No evidence to support grammar school expansion

Written by: Andy Mellor | Published:
Image: iStock

The expansion of grammar school places makes no sense, says Andy Mellor – and even the secretary of state for education seems to realise this

As a product of the grammar school system you would probably expect me to welcome the announcement from the secretary of state for education to expand grammar schools places for disadvantaged pupils.

However there are some fairly strong indicators that I would have probably attained as well as I did regardless of the school I attended as I received the sort of support from home that we would want for all of our children.

In the time since the secretary of state’s announcement over the expansion of one sector of the education system, some fundamental questions have persisted in my mind and the minds of the NAHT members that I have spoken to.
The first question, given the date of the announcement, is around the timing. A matter of days earlier Damian Hinds had spoken at the NAHT annual conference (this was in early May) and had triumphantly announced a raft of measures under the heading of giving schools and school leaders control.

He addressed workload, accountability, assessment, sabbaticals and of course funding, but where was the triumphal announcement over the expansion of grammar schools? It was clearly in the pipeline but presumably was left out so that nothing could detract from the good news the secretary of state was sharing.

So if Mr Hinds knew that the proposal to expand grammar schools would get a poor reception he needs to ask himself why. In essence he probably knows why.

The main reason is that he is aware that there is no evidence to suggest that a grammar school education for disadvantaged pupils prepares them any better for exams and the world of work than a comprehensive education would.

Given that information, one could be forgiven for questioning why £50 million of taxpayers money is being spent on something for which there is no evidence of success when the nation’s school system is crumbling under the worst financial crisis I’ve known in 30 years in the profession.

Ultimately it seems to boil down to a manifesto promise which needed exercising. In other words it is ideology driving public expenditure rather than evidence-based practice. I can hear school leaders across the country, who’ve been told to base their expenditure on evidence-based practice, groaning about double standards!

However the school funding point is the critical one here. At a time when all the school leaders I have spoken to are planning staffing restructures to downsize their staff and provision because the new money coming into schools doesn’t cover the increased costs imposed by increased pension contributions, the costs of services previously supplied by now defunct local authorities and the Apprenticeship Levy, the announcement of the expansion of grammar schools is at best insensitive and at worst reckless.

As a householder living miles from the sea, if you are struggling to pay your mortgage, you are unlikely to buy a yacht! But ultimately that is the bizarre nature of this decision.
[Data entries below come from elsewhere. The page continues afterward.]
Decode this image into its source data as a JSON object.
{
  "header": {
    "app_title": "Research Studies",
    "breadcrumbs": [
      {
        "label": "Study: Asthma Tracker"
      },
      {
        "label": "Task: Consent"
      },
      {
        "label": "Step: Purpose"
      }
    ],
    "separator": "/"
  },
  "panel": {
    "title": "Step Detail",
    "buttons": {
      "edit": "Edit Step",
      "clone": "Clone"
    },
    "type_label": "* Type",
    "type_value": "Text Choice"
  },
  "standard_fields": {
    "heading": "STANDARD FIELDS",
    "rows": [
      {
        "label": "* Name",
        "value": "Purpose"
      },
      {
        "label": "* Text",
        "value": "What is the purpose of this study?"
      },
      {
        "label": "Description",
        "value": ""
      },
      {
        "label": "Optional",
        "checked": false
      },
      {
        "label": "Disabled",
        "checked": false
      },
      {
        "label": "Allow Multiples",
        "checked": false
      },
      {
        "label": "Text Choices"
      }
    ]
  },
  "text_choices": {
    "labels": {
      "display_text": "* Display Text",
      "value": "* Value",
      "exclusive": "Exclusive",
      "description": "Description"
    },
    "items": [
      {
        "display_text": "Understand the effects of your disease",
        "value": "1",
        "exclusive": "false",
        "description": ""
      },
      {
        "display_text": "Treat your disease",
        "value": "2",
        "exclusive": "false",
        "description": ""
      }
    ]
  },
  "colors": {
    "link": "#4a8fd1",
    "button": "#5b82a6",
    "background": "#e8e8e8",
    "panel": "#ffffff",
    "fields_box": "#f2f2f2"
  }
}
Essentially the expansion of grammar schools is an unproven luxury when the fabric of our schools is crumbling. The grammar school expansion project is coming at the cost of our existing schools and the recent article in Schools Week regarding preferential funding for grammar school projects would seem to confirm an imbalance which favours one sector over another for ideological reasons (Grammar schools benefit from DfE’s largesse, Schools Week, May 2018).

The admission by the DfE that only relatively few will “benefit” from the expansion of grammar schools is further evidence that this expenditure is driven for ideological reasons rather than evidence-based.

If Damian Hinds is sincere in his wish to work with the profession to improve the outcomes of all children he has to develop a level of trust which comes via genuine honesty and integrity with the profession, and the omission of the expansion of grammar schools from his NAHT speech unpicked his seemingly genuine expression of collaboration at conference.

Damian Hinds is right. As he said at the NAHT conference: “There are no great schools without great teachers and leaders. And of course great schools thrive under great leaders – which is why I want to work with you.”

Despite a positive conference speech, the subsequent announcement on the expansion of grammar schools does not feel like the secretary of state working with the profession or listening to the great leaders within it.

Surely it would have been useful to have gained a sense of the profession’s views on the expansion of grammar schools at conference, but then again I think he probably knew what that response would have been!

  • Andy Mellor took over as the president of the National Association of Head Teachers at the union’s annual conference in Liverpool in May. He is headteacher of St Nicholas CE Primary School in Blackpool.

This material is protected by MA Education Limited copyright.
See Terms and Conditions.


Please view our Terms and Conditions before leaving a comment.

Change the CAPTCHA codeSpeak the CAPTCHA code
About Us

Headteacher Update is the only magazine delivered directly to every primary school headteacher in the UK. It is published six times a year, at the beginning of each term and half-term, to keep headteachers up-to-date with everything going on in primary education.

Learn more about Headteacher update


Register to receive regular updates on primary education news delivered free to your inbox.